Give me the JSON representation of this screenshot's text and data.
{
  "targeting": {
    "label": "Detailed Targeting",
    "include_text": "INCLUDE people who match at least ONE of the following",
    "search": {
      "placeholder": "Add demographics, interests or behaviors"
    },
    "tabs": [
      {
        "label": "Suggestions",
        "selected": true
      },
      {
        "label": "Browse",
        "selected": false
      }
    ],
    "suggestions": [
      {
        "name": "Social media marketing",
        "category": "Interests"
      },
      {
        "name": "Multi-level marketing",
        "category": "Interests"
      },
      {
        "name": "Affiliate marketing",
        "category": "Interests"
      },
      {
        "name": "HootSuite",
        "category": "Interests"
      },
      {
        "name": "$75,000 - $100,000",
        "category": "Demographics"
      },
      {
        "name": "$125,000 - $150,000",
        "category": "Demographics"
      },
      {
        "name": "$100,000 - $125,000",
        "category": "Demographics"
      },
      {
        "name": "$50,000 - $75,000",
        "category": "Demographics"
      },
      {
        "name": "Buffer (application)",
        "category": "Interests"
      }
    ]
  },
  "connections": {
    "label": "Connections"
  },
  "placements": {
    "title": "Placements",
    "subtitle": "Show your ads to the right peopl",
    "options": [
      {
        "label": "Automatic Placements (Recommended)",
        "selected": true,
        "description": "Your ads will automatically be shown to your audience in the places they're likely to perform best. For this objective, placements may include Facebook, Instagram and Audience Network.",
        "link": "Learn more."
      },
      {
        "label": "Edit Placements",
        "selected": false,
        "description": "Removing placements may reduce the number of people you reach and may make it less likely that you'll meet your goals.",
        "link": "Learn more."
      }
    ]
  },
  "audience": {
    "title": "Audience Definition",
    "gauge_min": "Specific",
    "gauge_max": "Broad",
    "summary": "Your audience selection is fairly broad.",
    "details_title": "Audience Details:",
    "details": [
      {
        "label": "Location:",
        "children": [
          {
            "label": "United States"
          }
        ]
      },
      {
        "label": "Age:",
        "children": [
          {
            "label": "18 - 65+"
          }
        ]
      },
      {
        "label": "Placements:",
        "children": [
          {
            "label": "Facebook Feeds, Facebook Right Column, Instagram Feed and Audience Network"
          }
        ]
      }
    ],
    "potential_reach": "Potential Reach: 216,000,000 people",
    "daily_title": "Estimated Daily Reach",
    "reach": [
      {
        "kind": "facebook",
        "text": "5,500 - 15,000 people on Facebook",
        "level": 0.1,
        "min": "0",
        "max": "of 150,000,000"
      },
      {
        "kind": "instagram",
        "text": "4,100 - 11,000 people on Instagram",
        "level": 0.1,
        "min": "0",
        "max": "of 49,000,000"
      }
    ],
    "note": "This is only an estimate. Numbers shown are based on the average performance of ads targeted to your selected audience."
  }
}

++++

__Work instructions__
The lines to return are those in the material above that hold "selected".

__Your response__
        "selected": true
        "selected": false
        "selected": true,
        "selected": false,
    "note": "This is only an estimate. Numbers shown are based on the average performance of ads targeted to your selected audience."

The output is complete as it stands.